Conservatives exist in an ‘information bubble’
To the editor:
I was fascinated by Ned Garrett’s conclusion (Feb. 22) that Barack Obama’s re-election was the result of “voter apathy.” Garrett professes the tea party line that Obama’s win cedes more control to the federal government, and he rationalizes the re-election to voters seeking handouts.
He seems to overlook alternative explanations for Obama’s re-election and alternative views concerning economics and human rights. What is so interesting is how well this fits with the recognition that conservatives live in a different reality from the majority.
Many conservatives exist in an “information bubble,” which they have created and which prevents them from seriously examining information outside that bubble. This “groupthink” blinds them to alternative facts and concepts. It demands blind conformity, ostracism, shunning and excommunication of anyone who disagrees.

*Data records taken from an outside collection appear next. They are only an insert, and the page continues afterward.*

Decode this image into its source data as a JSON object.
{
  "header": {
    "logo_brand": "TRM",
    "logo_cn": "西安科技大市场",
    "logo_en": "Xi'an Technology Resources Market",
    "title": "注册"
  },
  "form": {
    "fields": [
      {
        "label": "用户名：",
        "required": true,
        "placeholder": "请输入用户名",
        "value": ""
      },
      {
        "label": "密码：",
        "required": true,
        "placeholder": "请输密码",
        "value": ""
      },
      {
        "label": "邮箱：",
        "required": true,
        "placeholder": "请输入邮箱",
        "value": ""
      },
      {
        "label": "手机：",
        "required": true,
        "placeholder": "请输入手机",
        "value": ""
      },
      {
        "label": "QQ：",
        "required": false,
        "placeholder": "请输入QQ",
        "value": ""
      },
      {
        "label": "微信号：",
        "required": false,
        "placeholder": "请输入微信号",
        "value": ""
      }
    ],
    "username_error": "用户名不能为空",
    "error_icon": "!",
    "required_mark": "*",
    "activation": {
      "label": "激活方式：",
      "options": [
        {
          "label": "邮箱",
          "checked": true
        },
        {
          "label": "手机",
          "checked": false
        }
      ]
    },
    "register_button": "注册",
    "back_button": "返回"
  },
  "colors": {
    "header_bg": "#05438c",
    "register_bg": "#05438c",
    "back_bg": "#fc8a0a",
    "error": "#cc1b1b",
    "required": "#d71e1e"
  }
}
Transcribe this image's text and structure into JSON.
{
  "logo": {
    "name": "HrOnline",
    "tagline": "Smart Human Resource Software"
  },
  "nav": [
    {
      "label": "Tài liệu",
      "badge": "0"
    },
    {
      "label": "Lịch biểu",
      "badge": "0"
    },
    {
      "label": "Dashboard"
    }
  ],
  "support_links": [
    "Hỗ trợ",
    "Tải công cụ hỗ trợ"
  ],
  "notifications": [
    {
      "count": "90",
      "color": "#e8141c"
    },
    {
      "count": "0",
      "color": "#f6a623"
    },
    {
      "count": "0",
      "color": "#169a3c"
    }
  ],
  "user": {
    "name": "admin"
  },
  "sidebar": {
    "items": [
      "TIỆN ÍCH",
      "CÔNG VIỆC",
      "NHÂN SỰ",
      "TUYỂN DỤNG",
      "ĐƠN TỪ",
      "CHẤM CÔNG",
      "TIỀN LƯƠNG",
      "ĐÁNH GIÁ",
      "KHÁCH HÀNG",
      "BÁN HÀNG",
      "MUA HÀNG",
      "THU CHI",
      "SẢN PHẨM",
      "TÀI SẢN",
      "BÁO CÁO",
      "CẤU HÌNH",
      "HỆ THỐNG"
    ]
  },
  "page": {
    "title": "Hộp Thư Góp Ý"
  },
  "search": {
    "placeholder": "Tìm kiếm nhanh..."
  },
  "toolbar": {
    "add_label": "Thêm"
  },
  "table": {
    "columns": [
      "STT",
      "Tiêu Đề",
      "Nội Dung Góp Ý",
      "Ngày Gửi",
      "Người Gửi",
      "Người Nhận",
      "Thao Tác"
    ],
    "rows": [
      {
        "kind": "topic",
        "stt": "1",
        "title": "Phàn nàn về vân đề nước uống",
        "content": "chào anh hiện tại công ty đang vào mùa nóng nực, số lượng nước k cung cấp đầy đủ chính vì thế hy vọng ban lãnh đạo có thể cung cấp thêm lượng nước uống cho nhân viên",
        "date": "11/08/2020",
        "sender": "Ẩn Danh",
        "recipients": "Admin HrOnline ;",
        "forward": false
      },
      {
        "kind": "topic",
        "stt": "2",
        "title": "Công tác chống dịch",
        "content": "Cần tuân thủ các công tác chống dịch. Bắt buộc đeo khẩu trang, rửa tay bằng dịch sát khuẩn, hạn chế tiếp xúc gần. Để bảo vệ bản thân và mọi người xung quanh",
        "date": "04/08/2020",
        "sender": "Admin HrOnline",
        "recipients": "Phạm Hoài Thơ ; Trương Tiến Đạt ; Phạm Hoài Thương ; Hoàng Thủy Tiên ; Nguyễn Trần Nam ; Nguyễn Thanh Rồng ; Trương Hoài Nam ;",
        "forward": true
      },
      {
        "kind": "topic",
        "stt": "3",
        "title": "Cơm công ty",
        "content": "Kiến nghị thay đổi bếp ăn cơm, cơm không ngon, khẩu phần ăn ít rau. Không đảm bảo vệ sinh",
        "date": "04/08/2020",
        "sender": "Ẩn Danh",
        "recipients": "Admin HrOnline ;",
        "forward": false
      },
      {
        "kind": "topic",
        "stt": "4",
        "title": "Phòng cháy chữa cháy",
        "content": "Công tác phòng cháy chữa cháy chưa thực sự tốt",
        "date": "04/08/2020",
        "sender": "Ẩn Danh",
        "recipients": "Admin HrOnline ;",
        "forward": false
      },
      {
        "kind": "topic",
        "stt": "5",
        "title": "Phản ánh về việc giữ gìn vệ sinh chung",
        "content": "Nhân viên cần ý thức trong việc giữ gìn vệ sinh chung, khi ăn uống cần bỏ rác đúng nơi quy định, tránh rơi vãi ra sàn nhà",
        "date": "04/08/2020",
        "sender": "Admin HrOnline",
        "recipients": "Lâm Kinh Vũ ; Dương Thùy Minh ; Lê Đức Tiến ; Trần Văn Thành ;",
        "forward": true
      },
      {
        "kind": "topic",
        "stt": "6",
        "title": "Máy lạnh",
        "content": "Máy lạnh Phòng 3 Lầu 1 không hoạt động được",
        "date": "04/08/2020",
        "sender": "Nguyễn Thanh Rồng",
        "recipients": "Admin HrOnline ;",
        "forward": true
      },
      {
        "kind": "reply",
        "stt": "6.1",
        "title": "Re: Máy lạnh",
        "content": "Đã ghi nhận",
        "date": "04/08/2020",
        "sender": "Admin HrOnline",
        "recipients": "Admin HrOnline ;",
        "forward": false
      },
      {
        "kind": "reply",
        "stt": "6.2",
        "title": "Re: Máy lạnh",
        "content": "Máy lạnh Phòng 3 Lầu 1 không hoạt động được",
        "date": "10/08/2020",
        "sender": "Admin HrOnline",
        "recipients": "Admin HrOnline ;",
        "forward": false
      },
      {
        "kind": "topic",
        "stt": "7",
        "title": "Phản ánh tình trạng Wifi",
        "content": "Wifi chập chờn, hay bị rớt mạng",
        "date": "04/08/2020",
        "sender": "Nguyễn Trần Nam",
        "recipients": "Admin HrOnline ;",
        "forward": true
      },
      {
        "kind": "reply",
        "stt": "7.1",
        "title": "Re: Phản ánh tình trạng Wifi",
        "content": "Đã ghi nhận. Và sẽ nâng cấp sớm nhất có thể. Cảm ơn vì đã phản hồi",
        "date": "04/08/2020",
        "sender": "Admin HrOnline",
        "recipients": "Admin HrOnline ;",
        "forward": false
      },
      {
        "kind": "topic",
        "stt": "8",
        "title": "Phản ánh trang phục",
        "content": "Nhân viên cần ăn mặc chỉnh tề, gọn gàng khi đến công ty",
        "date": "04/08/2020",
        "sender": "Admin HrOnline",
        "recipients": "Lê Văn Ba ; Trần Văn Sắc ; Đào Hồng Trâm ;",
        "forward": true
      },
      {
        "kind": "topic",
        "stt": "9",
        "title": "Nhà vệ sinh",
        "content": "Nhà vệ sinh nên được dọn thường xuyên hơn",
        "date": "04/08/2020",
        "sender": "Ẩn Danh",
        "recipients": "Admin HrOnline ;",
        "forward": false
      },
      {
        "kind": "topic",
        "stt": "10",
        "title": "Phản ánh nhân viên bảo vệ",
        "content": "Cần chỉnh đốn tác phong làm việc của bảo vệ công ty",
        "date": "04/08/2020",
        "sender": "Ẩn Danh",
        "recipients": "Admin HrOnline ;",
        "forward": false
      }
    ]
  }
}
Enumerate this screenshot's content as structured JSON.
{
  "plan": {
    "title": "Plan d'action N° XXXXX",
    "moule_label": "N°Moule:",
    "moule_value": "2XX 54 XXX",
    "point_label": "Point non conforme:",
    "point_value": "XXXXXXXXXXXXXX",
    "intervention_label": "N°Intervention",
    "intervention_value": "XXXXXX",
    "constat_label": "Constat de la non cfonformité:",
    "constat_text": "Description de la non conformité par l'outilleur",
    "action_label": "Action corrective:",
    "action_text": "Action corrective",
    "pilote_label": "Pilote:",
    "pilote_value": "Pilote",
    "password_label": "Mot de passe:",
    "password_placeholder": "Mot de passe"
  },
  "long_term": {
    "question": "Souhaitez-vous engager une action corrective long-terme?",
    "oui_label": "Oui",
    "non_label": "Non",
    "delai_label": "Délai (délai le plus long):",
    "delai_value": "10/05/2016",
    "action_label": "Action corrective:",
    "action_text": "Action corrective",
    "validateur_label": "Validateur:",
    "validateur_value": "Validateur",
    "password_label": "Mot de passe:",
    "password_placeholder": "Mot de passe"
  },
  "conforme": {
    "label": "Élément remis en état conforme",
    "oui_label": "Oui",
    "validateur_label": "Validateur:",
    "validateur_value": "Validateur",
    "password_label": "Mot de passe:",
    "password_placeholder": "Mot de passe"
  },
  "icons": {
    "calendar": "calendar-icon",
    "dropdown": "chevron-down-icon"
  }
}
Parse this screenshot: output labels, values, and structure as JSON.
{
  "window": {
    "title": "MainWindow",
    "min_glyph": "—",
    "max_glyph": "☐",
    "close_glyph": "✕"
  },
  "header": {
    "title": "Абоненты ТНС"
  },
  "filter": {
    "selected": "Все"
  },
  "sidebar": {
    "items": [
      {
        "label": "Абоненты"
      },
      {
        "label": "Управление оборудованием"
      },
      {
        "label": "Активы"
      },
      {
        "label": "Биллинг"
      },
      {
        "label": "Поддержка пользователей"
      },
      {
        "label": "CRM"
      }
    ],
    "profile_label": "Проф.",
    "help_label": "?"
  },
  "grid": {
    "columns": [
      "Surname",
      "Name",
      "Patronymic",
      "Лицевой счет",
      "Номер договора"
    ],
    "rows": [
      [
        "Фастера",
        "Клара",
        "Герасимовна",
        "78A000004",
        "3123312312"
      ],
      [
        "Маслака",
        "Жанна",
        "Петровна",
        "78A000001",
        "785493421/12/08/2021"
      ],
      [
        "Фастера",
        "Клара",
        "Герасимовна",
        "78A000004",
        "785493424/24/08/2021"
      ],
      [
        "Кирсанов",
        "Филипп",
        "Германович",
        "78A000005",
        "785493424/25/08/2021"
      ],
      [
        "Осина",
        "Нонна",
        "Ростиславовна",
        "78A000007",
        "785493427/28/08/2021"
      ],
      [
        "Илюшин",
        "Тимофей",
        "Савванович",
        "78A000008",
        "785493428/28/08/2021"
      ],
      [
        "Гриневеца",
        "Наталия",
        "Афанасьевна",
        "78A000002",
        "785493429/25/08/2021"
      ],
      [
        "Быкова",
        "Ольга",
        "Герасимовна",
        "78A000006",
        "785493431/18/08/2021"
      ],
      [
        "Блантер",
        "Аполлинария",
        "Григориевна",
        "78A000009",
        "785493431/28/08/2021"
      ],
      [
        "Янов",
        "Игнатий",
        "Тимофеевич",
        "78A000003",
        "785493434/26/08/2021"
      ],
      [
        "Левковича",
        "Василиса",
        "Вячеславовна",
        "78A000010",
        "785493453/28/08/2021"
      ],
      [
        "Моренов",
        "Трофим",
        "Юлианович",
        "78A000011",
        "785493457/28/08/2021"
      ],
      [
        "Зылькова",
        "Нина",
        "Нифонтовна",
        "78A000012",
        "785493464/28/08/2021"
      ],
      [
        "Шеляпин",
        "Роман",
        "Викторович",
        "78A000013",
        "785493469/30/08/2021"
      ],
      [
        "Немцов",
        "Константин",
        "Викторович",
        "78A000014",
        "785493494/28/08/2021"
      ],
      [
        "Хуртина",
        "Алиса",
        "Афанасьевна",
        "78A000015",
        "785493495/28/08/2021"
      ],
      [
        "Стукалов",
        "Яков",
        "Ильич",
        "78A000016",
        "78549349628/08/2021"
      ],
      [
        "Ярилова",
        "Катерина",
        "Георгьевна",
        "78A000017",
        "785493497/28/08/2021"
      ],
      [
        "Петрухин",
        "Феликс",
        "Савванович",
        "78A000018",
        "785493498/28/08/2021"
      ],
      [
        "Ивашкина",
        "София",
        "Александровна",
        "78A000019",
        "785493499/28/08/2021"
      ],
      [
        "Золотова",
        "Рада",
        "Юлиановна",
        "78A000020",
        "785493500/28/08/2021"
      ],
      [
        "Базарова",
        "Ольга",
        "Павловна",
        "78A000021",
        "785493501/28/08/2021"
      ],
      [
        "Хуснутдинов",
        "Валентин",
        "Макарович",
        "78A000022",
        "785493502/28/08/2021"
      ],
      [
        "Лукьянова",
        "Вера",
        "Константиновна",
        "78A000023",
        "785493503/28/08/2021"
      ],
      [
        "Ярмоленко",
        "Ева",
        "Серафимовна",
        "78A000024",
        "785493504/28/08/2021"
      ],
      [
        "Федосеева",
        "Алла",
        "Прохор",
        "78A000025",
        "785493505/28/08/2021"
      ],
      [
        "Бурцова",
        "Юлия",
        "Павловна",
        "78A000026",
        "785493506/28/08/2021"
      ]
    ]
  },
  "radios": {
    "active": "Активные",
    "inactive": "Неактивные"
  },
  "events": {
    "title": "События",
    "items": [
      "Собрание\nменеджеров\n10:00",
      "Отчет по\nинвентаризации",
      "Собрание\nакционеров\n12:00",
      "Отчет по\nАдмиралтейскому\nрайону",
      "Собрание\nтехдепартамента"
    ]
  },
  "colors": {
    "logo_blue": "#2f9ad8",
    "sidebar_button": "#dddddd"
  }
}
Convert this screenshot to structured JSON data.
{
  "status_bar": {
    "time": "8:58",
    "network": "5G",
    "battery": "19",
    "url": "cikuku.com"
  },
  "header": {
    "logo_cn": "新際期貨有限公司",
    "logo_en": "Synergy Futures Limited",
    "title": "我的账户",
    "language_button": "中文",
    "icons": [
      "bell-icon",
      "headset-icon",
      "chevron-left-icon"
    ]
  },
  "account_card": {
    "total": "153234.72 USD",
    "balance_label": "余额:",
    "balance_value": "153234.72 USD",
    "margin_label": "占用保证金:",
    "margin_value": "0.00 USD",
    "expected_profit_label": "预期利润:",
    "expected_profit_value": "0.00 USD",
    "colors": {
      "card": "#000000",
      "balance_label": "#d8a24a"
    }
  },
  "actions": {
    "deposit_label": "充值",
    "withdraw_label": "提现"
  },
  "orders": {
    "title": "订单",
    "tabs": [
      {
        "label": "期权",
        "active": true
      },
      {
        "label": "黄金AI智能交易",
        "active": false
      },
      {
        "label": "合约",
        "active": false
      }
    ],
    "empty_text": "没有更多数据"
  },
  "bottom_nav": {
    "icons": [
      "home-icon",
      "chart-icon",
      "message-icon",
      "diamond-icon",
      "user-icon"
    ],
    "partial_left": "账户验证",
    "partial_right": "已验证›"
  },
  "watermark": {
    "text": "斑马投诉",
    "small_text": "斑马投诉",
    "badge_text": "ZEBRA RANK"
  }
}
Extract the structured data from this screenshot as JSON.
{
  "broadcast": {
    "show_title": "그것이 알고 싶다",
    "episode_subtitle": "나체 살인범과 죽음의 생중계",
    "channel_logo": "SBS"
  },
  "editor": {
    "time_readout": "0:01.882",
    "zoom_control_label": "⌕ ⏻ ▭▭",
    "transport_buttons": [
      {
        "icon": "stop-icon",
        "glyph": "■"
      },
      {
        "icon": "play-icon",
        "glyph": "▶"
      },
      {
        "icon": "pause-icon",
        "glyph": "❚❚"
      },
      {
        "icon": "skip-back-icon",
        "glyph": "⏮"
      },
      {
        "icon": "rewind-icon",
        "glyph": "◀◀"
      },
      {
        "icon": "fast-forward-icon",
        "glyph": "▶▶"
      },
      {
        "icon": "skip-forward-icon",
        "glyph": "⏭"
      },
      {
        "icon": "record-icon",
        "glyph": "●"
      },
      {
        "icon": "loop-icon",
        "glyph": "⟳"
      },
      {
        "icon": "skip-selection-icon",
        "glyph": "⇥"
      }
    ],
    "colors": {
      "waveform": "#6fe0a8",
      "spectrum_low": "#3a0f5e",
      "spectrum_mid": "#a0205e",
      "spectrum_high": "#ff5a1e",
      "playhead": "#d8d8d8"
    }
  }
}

Look how conservatives attacked their one-time hero, New Jersey Gov. Chris Christie, when he tried to help his state after Hurricane Sandy by asking Obama for assistance in obtaining federal aid, touring the damage together. The Republican Congress then delayed that aid, apparently in retribution.
Look how conservatives insist that their congressmen sign the “pledge of allegiance” to Grover Norquist on no new taxes even though basic arithmetic identifies this as a fantasy solution.
Look at how shocked conservative were when Obama won re-election. Pundits such as Dick Morris, George Will and Michael Barone all had Romney winning by a landslide, even though the polls showed differently. Apparently, polling “facts” were outside the bubble so, to them, were inconceivable.
Finally, Garrett toes the party line by saying how Obama is using the “fiscal cliff” to justify raising taxes on “everyone.” The reality is Obama did not create the fiscal cliff; Congress did. In fact, Obama proposed raising taxes on those earning more than $500,000, not on everyone.